General Conference 2012 has ended and is in the history books…what happens next should be interesting. Yoshiro Nakajima, a youth worker from the California/Nevada Conference, was there as a delegate and shares the Young People’s Personal Point of Privilege he helped draft. This address was read by Stephanie Gottschalk, clergy (31). She couldn’t quite get to the end of it.
As a young person and a first-time delegate to General Conference, and I want say…
I love you…
I came to general conference in order to hear others voices, share my own and to be in Holy Conferencing. While here, I have been captivated by the beautiful visions that I have seen at the 2012 General Conference. We’ve dreamed dreams of a church that addresses the changing needs of our world. We have talked of a time when our church empowers the voices of the the young and marginal.
We all yearn for meaningful change and I genuinely came full of hope, to be in holy conferencing with you, so that we could together, with God, discern what meaningful change is.
I am happy to say that through the many conversations that I have had with other young people, I have discovered this to be true. I have made many friends with people who look like me and don’t look like me, from around the world. I have experienced powerful worship services and have had even more powerful holy moments. I have also had deep conversations with people that I have agreed to disagree with.[quiet voice]
And yet, for me, General Conference has, in many ways, opened my eyes up to a different reality.[regular voice]
The pain of coming to the table with a heart open to listening and finding closed-door meetings, manipulation of the process, and systematic ageism. I feel betrayed by what I have witnessed. The lack of integrity in a system in which important and SACRED work is done. Fear and mistrust have led to actions which, in turn, breed more fear and mistrust.

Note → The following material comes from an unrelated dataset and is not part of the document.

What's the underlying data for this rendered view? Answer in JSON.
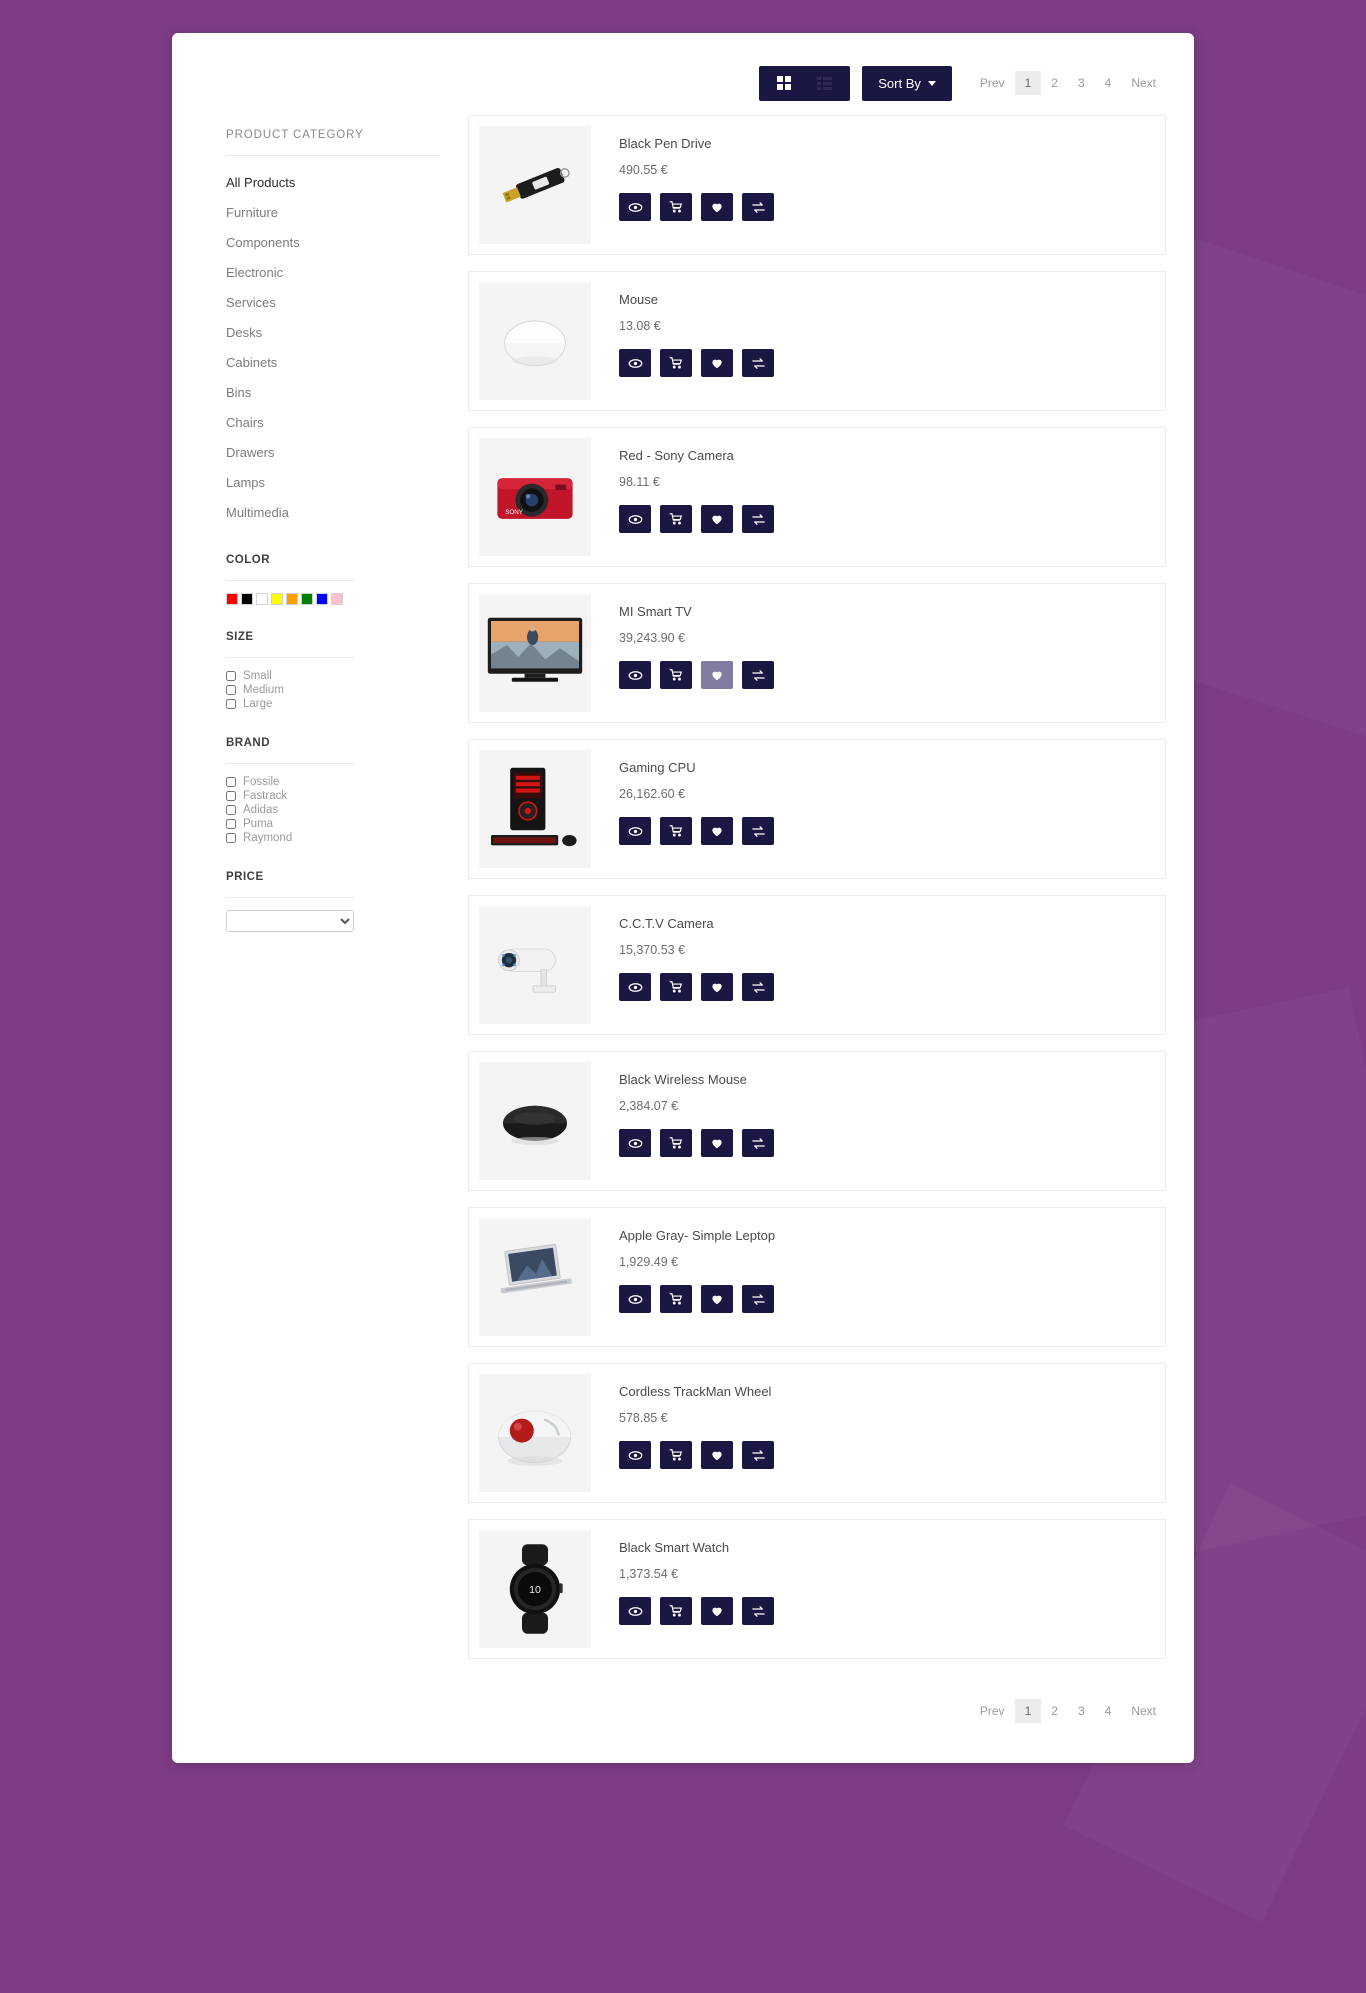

I have heard of specific and repeated behaviors dismissing, intimidating and disempowering many, but especially young people.

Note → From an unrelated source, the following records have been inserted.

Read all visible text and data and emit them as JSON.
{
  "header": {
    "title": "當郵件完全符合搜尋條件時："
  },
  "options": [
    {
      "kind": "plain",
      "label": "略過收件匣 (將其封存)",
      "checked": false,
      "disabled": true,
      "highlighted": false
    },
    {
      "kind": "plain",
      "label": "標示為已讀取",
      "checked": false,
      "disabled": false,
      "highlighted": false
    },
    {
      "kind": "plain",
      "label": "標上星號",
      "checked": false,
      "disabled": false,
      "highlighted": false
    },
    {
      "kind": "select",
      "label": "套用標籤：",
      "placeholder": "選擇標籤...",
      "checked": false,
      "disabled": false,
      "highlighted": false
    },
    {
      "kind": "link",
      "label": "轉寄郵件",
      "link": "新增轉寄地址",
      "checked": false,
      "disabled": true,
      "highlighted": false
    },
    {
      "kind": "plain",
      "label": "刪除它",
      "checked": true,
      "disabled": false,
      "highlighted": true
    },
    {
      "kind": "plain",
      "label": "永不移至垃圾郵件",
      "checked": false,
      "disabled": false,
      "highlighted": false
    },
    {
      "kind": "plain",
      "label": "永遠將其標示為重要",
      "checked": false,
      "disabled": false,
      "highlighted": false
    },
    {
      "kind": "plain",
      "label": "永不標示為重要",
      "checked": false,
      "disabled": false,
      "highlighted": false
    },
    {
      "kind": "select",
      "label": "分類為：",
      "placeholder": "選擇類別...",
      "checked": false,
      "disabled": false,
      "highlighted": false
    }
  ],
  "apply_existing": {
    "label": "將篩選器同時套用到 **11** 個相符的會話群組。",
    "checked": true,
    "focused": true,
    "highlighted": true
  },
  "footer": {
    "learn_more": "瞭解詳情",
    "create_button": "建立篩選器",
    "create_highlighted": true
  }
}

In one committee, when a young adult asked questions, the respondents always turned to an older adult to give their answer. Others have been told they cannot understand legislation because it is too complex. After being kept away from the conversation surrounding restructure, young people were asked to endorse legislation compromises that they were not invited to help draft.

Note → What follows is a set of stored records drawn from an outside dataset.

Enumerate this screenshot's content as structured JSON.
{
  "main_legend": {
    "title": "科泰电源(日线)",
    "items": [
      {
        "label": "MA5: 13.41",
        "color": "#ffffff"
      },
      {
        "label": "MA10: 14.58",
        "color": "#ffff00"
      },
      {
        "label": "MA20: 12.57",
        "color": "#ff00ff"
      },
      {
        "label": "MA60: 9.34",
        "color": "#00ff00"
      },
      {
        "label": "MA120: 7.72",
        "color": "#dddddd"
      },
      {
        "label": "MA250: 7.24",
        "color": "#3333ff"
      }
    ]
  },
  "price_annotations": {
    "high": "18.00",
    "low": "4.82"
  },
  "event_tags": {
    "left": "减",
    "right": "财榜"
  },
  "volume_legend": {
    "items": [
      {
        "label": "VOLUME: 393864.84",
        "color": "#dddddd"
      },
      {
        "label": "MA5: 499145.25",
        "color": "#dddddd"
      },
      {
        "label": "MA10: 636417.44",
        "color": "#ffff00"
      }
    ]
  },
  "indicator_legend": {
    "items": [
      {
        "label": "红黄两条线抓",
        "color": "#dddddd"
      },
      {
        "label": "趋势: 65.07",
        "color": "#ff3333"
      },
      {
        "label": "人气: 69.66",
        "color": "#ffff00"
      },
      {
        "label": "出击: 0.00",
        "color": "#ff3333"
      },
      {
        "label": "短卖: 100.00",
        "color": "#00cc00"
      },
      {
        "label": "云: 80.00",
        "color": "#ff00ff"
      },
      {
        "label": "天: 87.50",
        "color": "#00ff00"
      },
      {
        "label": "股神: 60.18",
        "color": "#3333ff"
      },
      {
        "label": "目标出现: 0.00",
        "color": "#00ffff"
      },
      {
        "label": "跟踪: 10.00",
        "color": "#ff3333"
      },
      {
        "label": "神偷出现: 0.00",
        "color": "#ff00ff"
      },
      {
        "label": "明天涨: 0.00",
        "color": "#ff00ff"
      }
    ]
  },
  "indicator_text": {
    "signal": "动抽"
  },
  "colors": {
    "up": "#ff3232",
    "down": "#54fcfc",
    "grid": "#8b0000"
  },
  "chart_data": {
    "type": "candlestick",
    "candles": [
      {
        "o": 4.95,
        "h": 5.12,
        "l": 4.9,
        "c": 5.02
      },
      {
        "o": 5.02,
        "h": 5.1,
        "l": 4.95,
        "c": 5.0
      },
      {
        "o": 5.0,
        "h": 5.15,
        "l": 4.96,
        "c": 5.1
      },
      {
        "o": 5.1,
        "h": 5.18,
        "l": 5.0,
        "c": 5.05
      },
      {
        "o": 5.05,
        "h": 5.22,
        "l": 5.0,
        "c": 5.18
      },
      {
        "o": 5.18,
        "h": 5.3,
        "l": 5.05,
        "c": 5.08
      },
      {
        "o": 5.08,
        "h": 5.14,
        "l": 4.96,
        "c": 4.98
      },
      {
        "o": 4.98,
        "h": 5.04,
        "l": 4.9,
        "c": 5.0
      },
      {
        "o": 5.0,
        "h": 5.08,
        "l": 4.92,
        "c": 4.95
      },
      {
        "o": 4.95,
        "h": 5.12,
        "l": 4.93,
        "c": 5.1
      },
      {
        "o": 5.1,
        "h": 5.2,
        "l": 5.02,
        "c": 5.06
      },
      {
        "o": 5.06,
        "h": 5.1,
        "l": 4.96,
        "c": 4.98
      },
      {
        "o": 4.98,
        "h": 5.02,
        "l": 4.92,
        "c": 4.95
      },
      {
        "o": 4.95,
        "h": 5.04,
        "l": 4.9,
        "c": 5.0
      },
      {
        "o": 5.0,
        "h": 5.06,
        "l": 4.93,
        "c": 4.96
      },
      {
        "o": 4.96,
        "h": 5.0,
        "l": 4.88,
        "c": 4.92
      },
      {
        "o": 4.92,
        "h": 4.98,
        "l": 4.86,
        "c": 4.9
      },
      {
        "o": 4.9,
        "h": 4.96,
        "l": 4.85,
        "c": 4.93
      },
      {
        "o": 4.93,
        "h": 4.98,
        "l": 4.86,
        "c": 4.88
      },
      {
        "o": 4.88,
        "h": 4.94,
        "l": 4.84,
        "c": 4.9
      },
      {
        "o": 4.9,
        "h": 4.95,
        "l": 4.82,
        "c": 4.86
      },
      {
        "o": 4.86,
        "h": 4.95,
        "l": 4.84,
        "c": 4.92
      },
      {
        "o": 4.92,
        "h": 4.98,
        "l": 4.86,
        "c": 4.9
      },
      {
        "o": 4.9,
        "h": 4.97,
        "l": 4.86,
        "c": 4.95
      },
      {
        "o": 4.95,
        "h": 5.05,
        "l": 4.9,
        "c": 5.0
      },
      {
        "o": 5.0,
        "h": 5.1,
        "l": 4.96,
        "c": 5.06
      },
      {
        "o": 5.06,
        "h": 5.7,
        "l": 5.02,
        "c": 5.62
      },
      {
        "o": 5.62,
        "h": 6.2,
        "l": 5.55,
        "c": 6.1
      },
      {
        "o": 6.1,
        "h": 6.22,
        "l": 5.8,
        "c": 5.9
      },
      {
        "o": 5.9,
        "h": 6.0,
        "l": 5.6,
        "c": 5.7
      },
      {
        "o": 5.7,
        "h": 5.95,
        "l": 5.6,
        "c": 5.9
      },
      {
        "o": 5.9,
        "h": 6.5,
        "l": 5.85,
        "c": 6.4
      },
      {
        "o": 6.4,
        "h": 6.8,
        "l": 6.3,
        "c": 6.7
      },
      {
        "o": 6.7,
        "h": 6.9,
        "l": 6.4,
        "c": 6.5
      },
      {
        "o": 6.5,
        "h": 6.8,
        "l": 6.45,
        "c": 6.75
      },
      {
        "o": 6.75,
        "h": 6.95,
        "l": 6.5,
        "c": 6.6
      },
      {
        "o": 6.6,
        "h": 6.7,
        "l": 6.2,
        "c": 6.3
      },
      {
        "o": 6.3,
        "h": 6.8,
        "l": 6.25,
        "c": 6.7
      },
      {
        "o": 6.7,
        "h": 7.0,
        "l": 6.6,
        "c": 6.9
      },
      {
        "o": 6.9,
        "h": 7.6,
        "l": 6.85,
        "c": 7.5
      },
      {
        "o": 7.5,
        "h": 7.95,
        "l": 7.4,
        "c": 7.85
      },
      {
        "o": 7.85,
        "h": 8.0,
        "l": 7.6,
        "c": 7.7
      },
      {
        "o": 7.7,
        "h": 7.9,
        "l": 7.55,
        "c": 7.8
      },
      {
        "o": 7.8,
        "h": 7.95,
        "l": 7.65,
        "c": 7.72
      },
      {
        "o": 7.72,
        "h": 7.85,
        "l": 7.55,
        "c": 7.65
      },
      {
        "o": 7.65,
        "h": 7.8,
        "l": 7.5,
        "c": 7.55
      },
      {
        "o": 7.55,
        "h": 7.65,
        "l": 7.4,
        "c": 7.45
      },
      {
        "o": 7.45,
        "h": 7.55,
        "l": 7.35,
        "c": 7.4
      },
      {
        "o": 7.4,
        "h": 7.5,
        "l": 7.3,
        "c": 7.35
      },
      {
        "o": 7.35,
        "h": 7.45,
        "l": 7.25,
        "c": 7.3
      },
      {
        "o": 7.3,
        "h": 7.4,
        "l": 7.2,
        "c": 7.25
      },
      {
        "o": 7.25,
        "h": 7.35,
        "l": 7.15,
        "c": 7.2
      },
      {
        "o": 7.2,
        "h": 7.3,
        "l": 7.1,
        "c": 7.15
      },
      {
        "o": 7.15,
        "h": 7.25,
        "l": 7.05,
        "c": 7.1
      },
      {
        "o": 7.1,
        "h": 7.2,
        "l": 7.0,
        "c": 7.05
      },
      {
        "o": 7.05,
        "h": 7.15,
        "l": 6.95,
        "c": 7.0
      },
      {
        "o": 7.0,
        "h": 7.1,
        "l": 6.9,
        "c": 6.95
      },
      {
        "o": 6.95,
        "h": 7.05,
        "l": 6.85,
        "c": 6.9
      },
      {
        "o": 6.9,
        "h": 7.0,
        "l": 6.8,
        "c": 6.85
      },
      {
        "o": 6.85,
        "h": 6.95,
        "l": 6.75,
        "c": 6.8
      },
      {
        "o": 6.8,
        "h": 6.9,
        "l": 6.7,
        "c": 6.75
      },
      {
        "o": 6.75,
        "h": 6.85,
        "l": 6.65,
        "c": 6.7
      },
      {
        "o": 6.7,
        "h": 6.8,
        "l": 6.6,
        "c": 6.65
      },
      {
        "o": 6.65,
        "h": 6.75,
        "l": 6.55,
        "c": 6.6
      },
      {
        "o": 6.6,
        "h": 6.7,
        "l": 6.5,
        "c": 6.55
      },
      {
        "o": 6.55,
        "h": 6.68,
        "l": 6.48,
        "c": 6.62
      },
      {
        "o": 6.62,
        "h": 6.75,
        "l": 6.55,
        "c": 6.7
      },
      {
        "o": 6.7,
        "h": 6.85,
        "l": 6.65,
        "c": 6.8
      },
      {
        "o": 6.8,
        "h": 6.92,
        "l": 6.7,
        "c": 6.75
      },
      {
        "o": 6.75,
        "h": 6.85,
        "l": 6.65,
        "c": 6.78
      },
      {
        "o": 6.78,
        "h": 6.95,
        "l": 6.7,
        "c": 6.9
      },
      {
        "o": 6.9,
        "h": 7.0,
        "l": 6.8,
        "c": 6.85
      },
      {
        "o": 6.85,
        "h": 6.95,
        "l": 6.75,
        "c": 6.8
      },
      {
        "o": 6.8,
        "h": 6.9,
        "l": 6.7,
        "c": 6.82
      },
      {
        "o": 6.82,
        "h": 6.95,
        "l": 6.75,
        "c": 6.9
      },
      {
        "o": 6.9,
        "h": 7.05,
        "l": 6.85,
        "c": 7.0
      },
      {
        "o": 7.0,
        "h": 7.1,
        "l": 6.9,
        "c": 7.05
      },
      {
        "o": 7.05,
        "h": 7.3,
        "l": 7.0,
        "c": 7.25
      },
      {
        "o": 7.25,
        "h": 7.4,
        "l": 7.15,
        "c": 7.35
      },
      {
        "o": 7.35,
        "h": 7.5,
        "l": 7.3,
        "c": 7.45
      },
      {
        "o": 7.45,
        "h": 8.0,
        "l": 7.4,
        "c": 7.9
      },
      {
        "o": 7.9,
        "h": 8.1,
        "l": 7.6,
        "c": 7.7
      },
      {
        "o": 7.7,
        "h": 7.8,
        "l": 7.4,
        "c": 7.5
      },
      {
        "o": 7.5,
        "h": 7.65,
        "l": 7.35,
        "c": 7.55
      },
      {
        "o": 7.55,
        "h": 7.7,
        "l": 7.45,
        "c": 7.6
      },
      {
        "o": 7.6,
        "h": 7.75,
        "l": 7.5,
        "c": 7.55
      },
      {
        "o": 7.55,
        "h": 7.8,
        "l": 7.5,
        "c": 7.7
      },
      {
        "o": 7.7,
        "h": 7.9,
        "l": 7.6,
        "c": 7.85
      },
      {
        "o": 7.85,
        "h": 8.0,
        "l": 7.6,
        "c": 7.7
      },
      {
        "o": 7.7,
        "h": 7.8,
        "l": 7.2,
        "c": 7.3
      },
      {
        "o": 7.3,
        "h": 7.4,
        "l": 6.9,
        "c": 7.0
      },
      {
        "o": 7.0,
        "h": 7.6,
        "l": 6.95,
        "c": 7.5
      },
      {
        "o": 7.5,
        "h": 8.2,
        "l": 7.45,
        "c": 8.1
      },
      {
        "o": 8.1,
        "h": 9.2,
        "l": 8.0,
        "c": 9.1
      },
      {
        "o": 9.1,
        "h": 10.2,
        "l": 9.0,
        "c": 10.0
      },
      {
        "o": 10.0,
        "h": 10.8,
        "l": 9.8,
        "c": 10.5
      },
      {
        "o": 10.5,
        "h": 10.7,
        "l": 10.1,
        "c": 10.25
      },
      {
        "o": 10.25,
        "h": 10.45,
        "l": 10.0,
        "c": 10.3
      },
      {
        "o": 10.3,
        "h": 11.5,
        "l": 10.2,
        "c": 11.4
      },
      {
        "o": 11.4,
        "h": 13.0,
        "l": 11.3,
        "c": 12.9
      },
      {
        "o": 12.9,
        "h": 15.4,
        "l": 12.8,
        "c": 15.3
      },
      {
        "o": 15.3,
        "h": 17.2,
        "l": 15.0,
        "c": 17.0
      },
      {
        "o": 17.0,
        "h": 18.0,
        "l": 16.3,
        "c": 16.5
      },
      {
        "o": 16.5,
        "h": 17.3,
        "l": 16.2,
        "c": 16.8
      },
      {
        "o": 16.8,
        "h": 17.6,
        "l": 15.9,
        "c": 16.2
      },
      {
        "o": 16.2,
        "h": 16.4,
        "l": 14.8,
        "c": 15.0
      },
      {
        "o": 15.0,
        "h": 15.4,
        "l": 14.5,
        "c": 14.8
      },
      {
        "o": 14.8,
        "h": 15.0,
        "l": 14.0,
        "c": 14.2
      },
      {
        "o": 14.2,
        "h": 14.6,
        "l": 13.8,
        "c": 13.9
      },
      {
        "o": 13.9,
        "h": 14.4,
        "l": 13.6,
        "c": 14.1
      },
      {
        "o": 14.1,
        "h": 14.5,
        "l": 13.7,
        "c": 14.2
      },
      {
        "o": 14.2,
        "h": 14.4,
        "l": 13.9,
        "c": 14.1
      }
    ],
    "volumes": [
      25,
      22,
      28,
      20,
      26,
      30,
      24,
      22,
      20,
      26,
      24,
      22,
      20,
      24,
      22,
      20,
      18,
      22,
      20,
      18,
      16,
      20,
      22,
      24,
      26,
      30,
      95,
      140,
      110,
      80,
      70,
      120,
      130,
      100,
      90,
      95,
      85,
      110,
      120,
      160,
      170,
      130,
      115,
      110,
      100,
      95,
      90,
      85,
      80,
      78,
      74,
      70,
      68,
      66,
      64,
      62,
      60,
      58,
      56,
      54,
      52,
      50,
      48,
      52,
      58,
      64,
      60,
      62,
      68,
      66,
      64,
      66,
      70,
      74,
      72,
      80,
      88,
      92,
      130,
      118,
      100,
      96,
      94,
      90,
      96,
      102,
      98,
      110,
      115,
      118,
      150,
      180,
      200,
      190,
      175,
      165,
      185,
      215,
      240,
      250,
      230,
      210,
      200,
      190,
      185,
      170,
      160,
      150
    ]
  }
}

However, I am most upset that we could be forever be known as the General Conference, which on Wednesday, adopted a restructure plan that takes away all guaranteed youth and young adult voices from it’s most central committee.
This isn’t right. It isn’t right, it isn’t just and it isn’t holy…
I love you. I love Jesus, and I love the United Methodist Church. I am not saying these truths because I’m disenfranchised or giving up. I’m saying these things because I care and becuase I’m not leaving.
To all of you who have listened, comforted and supported us when we have been hurt… Thank you.[quiet voice]
…But to change this system… we need more.[regular voice]
We need you to be our champions: We need you to stand up for the underrepresented of our church family when you see things happening that aren’t right. We need you to trust us with the gospel that you shared with us; calling out unjust behaviors when you witness them and to consider your own assumptions about the young people you encounter. By doing this work together we can start living into being the holy body of Christ.
Bishop, can you please pray for this body, for those who have been harmed, and especially for those of us who have hurt others here.
What is your reaction to General Conference 2012?
If you were you there, what did you think?
What are your hopes and dreams for the future of young people in the UMC?
About the Contributor: Yoshiro Nakajima
Yoshiro will stand by his youth even if it means he’s standing alone (w/Jesus). He recently represented the good looking-young-asian-male caucus at General Conference 2012. Yoshiro hopes that his work empowers youth and also helps create space within the church for their future.